This addressing method is called classless addressing, and CIDR is the concept that enables routing in this classless allocated network.
Problems with classful routing
Here, I will explain the problems of classful routing.
◆ Waste of IP address
Classful routing can only route correctly with classful addresses.
Therefore, each network can only be assigned a classful address with the network address part and the host address part separated in 8-bit units.
This means that you allocate addresses that are not the correct size for the network to which they apply. For example, suppose you assign a Class C IP address to your WAN link as shown in the diagram below.
Class C has 254 addresses available. You're wasting 252 IP addresses by using only 2 IP addresses on the WAN link.
In situations like this where only classful addresses are routable, a significant amount of IP addresses is wasted.
◆Routing table size problem
In large networks, routers have to learn a huge number of networks. Therefore, the number of entries in the routing table becomes enormous. It is said that there are hundreds of thousands of networks on the Internet.
As the size of the routing table increases, the CPU and memory of the router will be burdened and the overhead will increase. Searching through this huge number of entries for each received packet would be a very heavy task.
Classful routing has limitations. By consolidating multiple networks into one, it is necessary to reduce the routing table size and reduce the burden on CPU and memory. This is called route aggregation.
CIDR enables routing in this route aggregation environment.
◆Classful routing problem
Depending on your network layout, especially if you have discontinuous subnets in place, they may not route correctly.

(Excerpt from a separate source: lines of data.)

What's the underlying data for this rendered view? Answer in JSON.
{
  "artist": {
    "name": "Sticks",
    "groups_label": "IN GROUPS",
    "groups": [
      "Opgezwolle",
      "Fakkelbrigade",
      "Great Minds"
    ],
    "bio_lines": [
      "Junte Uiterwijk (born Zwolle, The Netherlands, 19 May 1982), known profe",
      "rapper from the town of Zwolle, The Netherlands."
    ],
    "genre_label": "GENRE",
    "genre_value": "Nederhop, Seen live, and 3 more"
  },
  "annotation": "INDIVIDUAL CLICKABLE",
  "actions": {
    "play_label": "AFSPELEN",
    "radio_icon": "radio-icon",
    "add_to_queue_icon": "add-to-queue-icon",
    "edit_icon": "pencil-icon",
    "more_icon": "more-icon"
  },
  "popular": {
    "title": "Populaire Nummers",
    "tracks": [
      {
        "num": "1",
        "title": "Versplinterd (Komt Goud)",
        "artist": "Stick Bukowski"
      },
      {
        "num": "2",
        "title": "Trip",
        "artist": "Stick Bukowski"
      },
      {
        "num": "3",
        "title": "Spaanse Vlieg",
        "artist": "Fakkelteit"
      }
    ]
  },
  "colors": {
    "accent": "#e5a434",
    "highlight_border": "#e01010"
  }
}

In a classful environment, routing has many restrictions. You'll run into problems with class boundaries. For example, route information for a network different from the sending interface will be sent updates to neighboring routers as classful network addresses.

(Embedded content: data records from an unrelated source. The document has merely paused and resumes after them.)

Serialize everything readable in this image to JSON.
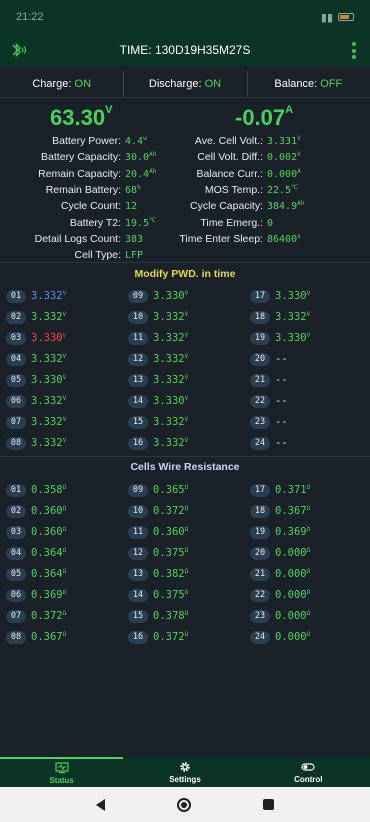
{
  "statusbar": {
    "time": "21:22"
  },
  "appbar": {
    "title": "TIME: 130D19H35M27S"
  },
  "toggles": {
    "charge_label": "Charge:",
    "charge_value": "ON",
    "discharge_label": "Discharge:",
    "discharge_value": "ON",
    "balance_label": "Balance:",
    "balance_value": "OFF"
  },
  "voltage": {
    "value": "63.30",
    "unit": "V"
  },
  "current": {
    "value": "-0.07",
    "unit": "A"
  },
  "left_params": [
    {
      "label": "Battery Power:",
      "value": "4.4",
      "unit": "w"
    },
    {
      "label": "Battery Capacity:",
      "value": "30.0",
      "unit": "Ah"
    },
    {
      "label": "Remain Capacity:",
      "value": "20.4",
      "unit": "Ah"
    },
    {
      "label": "Remain Battery:",
      "value": "68",
      "unit": "%"
    },
    {
      "label": "Cycle Count:",
      "value": "12",
      "unit": ""
    },
    {
      "label": "Battery T2:",
      "value": "19.5",
      "unit": "℃"
    },
    {
      "label": "Detail Logs Count:",
      "value": "383",
      "unit": ""
    },
    {
      "label": "Cell Type:",
      "value": "LFP",
      "unit": ""
    }
  ],
  "right_params": [
    {
      "label": "Ave. Cell Volt.:",
      "value": "3.331",
      "unit": "V"
    },
    {
      "label": "Cell Volt. Diff.:",
      "value": "0.002",
      "unit": "V"
    },
    {
      "label": "Balance Curr.:",
      "value": "0.000",
      "unit": "A"
    },
    {
      "label": "MOS Temp.:",
      "value": "22.5",
      "unit": "℃"
    },
    {
      "label": "Cycle Capacity:",
      "value": "384.9",
      "unit": "Ah"
    },
    {
      "label": "Time Emerg.:",
      "value": "0",
      "unit": ""
    },
    {
      "label": "Time Enter Sleep:",
      "value": "86400",
      "unit": "s"
    }
  ],
  "pwd_title": "Modify PWD. in time",
  "cells_voltage": [
    {
      "id": "01",
      "value": "3.332",
      "unit": "V",
      "state": "max"
    },
    {
      "id": "02",
      "value": "3.332",
      "unit": "V",
      "state": ""
    },
    {
      "id": "03",
      "value": "3.330",
      "unit": "V",
      "state": "min"
    },
    {
      "id": "04",
      "value": "3.332",
      "unit": "V",
      "state": ""
    },
    {
      "id": "05",
      "value": "3.330",
      "unit": "V",
      "state": ""
    },
    {
      "id": "06",
      "value": "3.332",
      "unit": "V",
      "state": ""
    },
    {
      "id": "07",
      "value": "3.332",
      "unit": "V",
      "state": ""
    },
    {
      "id": "08",
      "value": "3.332",
      "unit": "V",
      "state": ""
    },
    {
      "id": "09",
      "value": "3.330",
      "unit": "V",
      "state": ""
    },
    {
      "id": "10",
      "value": "3.332",
      "unit": "V",
      "state": ""
    },
    {
      "id": "11",
      "value": "3.332",
      "unit": "V",
      "state": ""
    },
    {
      "id": "12",
      "value": "3.332",
      "unit": "V",
      "state": ""
    },
    {
      "id": "13",
      "value": "3.332",
      "unit": "V",
      "state": ""
    },
    {
      "id": "14",
      "value": "3.330",
      "unit": "V",
      "state": ""
    },
    {
      "id": "15",
      "value": "3.332",
      "unit": "V",
      "state": ""
    },
    {
      "id": "16",
      "value": "3.332",
      "unit": "V",
      "state": ""
    },
    {
      "id": "17",
      "value": "3.330",
      "unit": "V",
      "state": ""
    },
    {
      "id": "18",
      "value": "3.332",
      "unit": "V",
      "state": ""
    },
    {
      "id": "19",
      "value": "3.330",
      "unit": "V",
      "state": ""
    },
    {
      "id": "20",
      "value": "--",
      "unit": "",
      "state": "none"
    },
    {
      "id": "21",
      "value": "--",
      "unit": "",
      "state": "none"
    },
    {
      "id": "22",
      "value": "--",
      "unit": "",
      "state": "none"
    },
    {
      "id": "23",
      "value": "--",
      "unit": "",
      "state": "none"
    },
    {
      "id": "24",
      "value": "--",
      "unit": "",
      "state": "none"
    }
  ],
  "res_title": "Cells Wire Resistance",
  "cells_resistance": [
    {
      "id": "01",
      "value": "0.358",
      "unit": "Ω"
    },
    {
      "id": "02",
      "value": "0.360",
      "unit": "Ω"
    },
    {
      "id": "03",
      "value": "0.360",
      "unit": "Ω"
    },
    {
      "id": "04",
      "value": "0.364",
      "unit": "Ω"
    },
    {
      "id": "05",
      "value": "0.364",
      "unit": "Ω"
    },
    {
      "id": "06",
      "value": "0.369",
      "unit": "Ω"
    },
    {
      "id": "07",
      "value": "0.372",
      "unit": "Ω"
    },
    {
      "id": "08",
      "value": "0.367",
      "unit": "Ω"
    },
    {
      "id": "09",
      "value": "0.365",
      "unit": "Ω"
    },
    {
      "id": "10",
      "value": "0.372",
      "unit": "Ω"
    },
    {
      "id": "11",
      "value": "0.360",
      "unit": "Ω"
    },
    {
      "id": "12",
      "value": "0.375",
      "unit": "Ω"
    },
    {
      "id": "13",
      "value": "0.382",
      "unit": "Ω"
    },
    {
      "id": "14",
      "value": "0.375",
      "unit": "Ω"
    },
    {
      "id": "15",
      "value": "0.378",
      "unit": "Ω"
    },
    {
      "id": "16",
      "value": "0.372",
      "unit": "Ω"
    },
    {
      "id": "17",
      "value": "0.371",
      "unit": "Ω"
    },
    {
      "id": "18",
      "value": "0.367",
      "unit": "Ω"
    },
    {
      "id": "19",
      "value": "0.369",
      "unit": "Ω"
    },
    {
      "id": "20",
      "value": "0.000",
      "unit": "Ω"
    },
    {
      "id": "21",
      "value": "0.000",
      "unit": "Ω"
    },
    {
      "id": "22",
      "value": "0.000",
      "unit": "Ω"
    },
    {
      "id": "23",
      "value": "0.000",
      "unit": "Ω"
    },
    {
      "id": "24",
      "value": "0.000",
      "unit": "Ω"
    }
  ],
  "tabs": [
    {
      "label": "Status",
      "icon": "monitor-icon",
      "active": true
    },
    {
      "label": "Settings",
      "icon": "gear-icon",
      "active": false
    },
    {
      "label": "Control",
      "icon": "toggle-icon",
      "active": false
    }
  ],
  "colors": {
    "accent": "#4fd35e",
    "max_cell": "#5b8cff",
    "min_cell": "#ff4040",
    "header_bg": "#0b3326"
  }
}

Typical classful routing protocols include RIPv1 and IGRP. Here, we will explain assuming that RIP is used as the routing protocol.
●Router_A notifies "172.16.0.0" to Router_B.

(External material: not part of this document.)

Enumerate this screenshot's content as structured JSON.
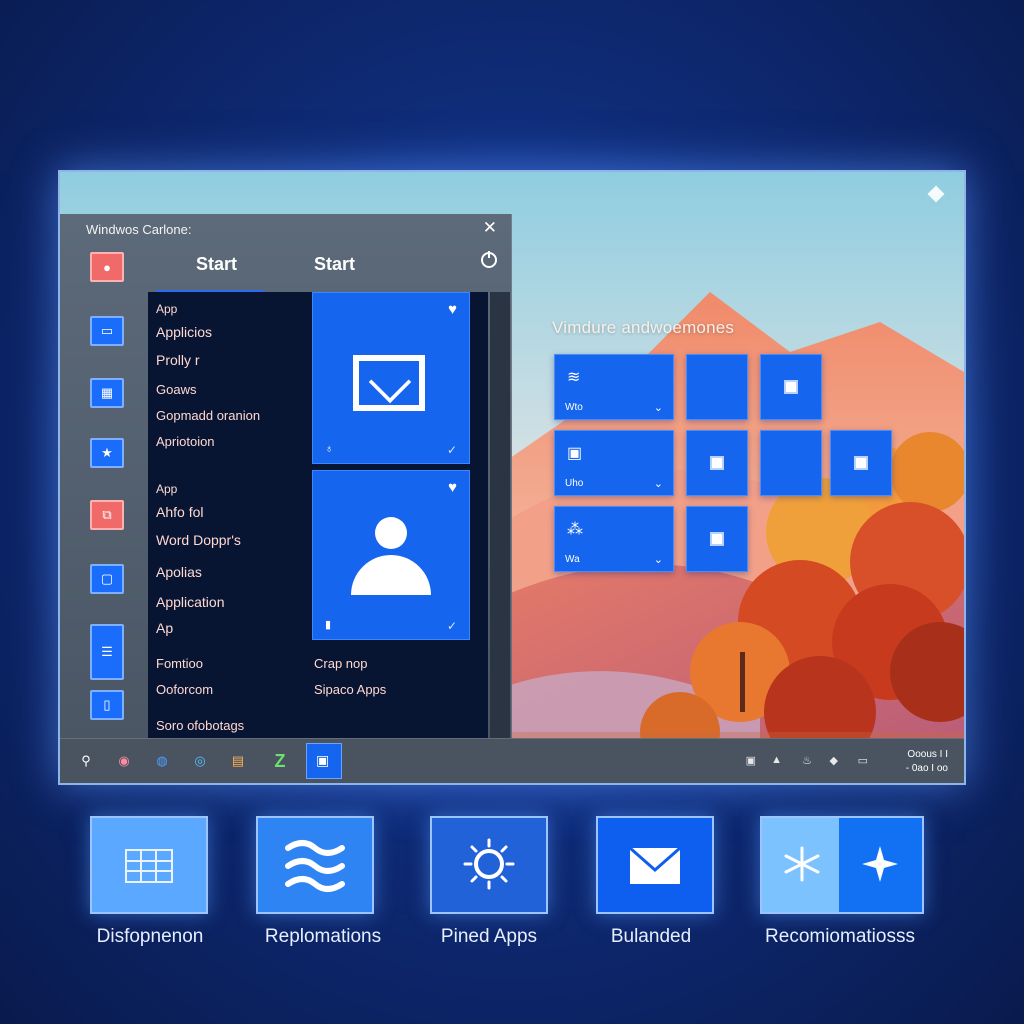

●Router_C notifies "172.16.0.0" to Router_B.
In the figure above, for Router_B, "172.16.1.0/24" and "172.16.2.0/24" have the same distance, so the cost is the same. As a result, the routing table on Router_B will have a "172.16.0.0/16" route to the right and a "172.16.0.0/16" route to the left.
For RIP, load balancing occurs when there are multiple equal-cost paths. In other words, at this point, it means that routing cannot be done correctly.
Thus, classful routing has its limits.
By eliminating class boundaries called CIDR, you can now understand how important it is to be able to allocate IP addresses freely and to enable routing in a classless addressing environment.